Making money isn't always easy, but one company may have found a way to make it grow on trees. They're convinced that they can get people to buy $10 of cash from them for $14.99.

The idea may sound ludicrous: why would anyone want to buy cash for more than its face value, and in the same currency?

To economists the answer is obvious: it's all about time preference. Washboard is offering to sell its customers a roll of quarters because it will make trips to the laundrette far more convenient.

The $4.99 cash they pay as a premium is worth less to them than the convenience of having the quarters they need, when they want them. So they'll forego that $4.99 each month to make their lives a little easier. What shapes that time preference is down to the individual, but this might be a service that's useful for those with very limited free time, and who have such high salaries that the $4.99 they pay isn't worth that much to them.

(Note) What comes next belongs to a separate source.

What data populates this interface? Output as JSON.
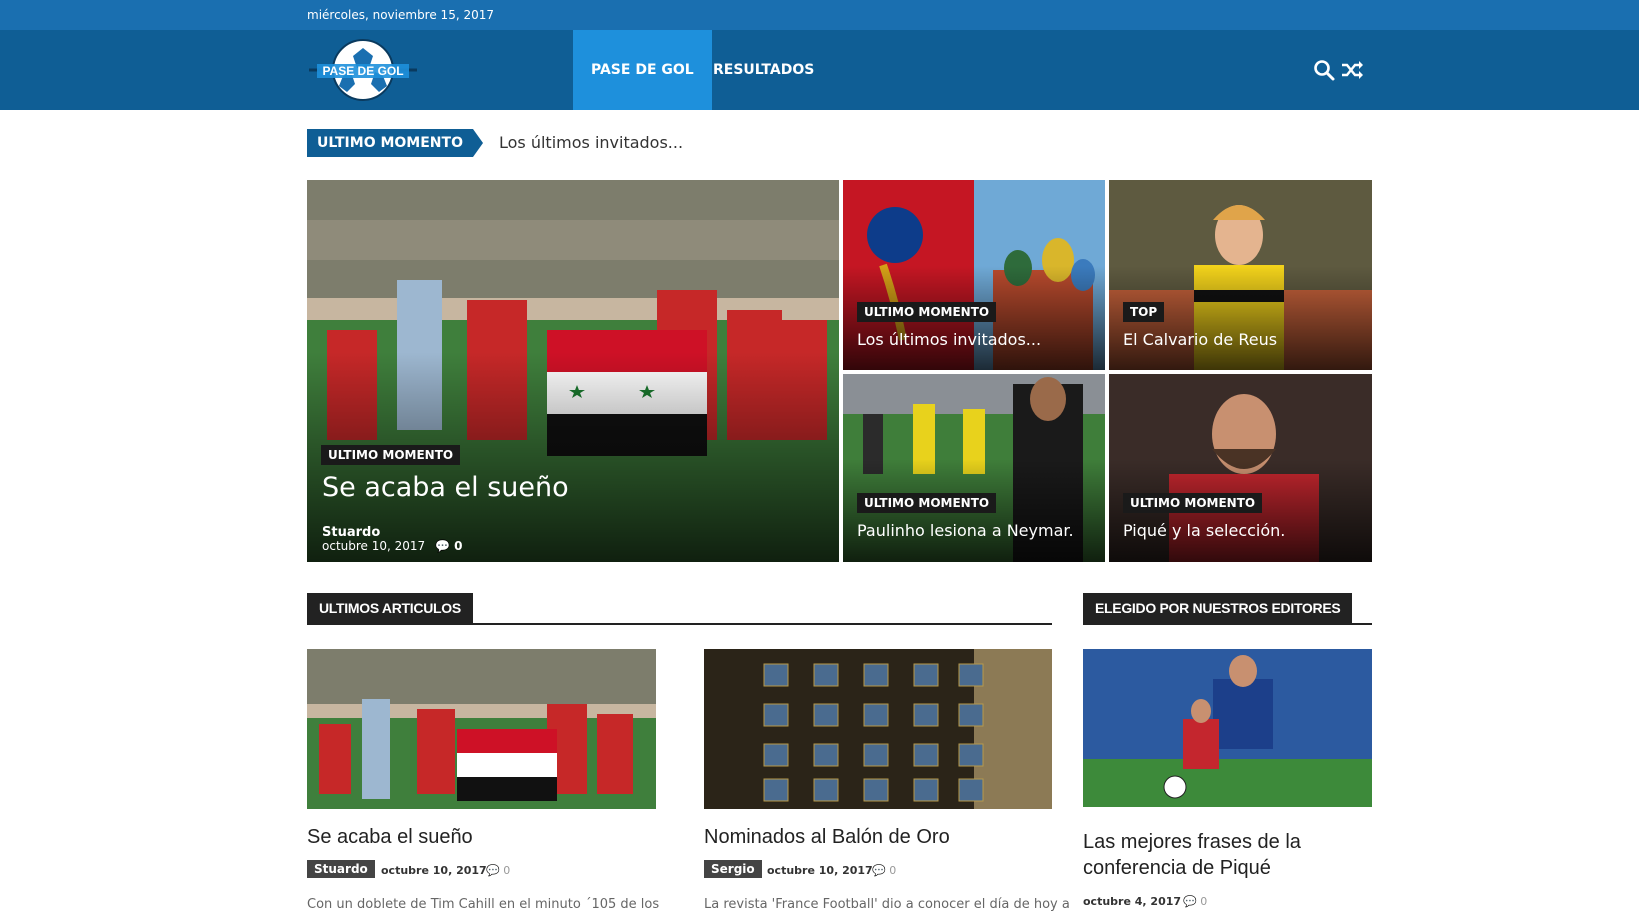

Less obvious forms of this already exist. There are laundry services that will collect shirts from your home, before returning with them cleaned and ironed. Washboard faces one big challenge: if its target customers are time poor, but with high enough incomes to afford convenience luxuries, why wouldn't they prefer to use a collection service?

One thing is for sure. As incomes rise, businesses that offer ways to free up their customers' spare time will be on the ascent. Because as you earn more, your spare time becomes more valuable.

If you don't have enough cash to pay for any entertainment, then you may care less about your spare time than if you could be spending your weekends jetting off around Europe.